▸ TO DO: Retype every entry below without any change.
# # # #
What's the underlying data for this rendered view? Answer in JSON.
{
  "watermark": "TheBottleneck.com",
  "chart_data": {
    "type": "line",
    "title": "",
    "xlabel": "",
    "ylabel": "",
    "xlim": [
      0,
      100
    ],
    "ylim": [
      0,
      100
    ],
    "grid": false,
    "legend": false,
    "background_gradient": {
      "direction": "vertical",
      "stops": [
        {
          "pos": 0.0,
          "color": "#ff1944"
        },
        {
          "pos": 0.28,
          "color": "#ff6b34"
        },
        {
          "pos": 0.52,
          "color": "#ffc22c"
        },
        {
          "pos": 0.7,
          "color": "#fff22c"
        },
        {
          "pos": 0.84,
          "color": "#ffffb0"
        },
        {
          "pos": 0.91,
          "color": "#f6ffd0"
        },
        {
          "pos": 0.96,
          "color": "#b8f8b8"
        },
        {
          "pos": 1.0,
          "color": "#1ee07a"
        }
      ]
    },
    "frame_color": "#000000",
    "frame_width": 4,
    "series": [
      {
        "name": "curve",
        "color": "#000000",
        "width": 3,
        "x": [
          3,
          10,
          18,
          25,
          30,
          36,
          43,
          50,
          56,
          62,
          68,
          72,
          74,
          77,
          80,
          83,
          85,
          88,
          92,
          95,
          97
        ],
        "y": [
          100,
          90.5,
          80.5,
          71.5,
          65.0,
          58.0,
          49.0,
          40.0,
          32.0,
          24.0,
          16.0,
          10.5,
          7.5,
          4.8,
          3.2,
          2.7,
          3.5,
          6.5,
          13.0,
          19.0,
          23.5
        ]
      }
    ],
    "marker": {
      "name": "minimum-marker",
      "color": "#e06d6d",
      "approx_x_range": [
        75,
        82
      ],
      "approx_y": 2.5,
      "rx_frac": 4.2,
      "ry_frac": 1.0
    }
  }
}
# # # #
▸ WRITTEN RESPONSE:
What's the underlying data for this rendered view? Answer in JSON.
{
  "watermark": "TheBottleneck.com",
  "chart_data": {
    "type": "line",
    "title": "",
    "xlabel": "",
    "ylabel": "",
    "xlim": [
      0,
      100
    ],
    "ylim": [
      0,
      100
    ],
    "grid": false,
    "legend": false,
    "background_gradient": {
      "direction": "vertical",
      "stops": [
        {
          "pos": 0.0,
          "color": "#ff1944"
        },
        {
          "pos": 0.28,
          "color": "#ff6b34"
        },
        {
          "pos": 0.52,
          "color": "#ffc22c"
        },
        {
          "pos": 0.7,
          "color": "#fff22c"
        },
        {
          "pos": 0.84,
          "color": "#ffffb0"
        },
        {
          "pos": 0.91,
          "color": "#f6ffd0"
        },
        {
          "pos": 0.96,
          "color": "#b8f8b8"
        },
        {
          "pos": 1.0,
          "color": "#1ee07a"
        }
      ]
    },
    "frame_color": "#000000",
    "frame_width": 4,
    "series": [
      {
        "name": "curve",
        "color": "#000000",
        "width": 3,
        "x": [
          3,
          10,
          18,
          25,
          30,
          36,
          43,
          50,
          56,
          62,
          68,
          72,
          74,
          77,
          80,
          83,
          85,
          88,
          92,
          95,
          97
        ],
        "y": [
          100,
          90.5,
          80.5,
          71.5,
          65.0,
          58.0,
          49.0,
          40.0,
          32.0,
          24.0,
          16.0,
          10.5,
          7.5,
          4.8,
          3.2,
          2.7,
          3.5,
          6.5,
          13.0,
          19.0,
          23.5
        ]
      }
    ],
    "marker": {
      "name": "minimum-marker",
      "color": "#e06d6d",
      "approx_x_range": [
        75,
        82
      ],
      "approx_y": 2.5,
      "rx_frac": 4.2,
      "ry_frac": 1.0
    }
  }
}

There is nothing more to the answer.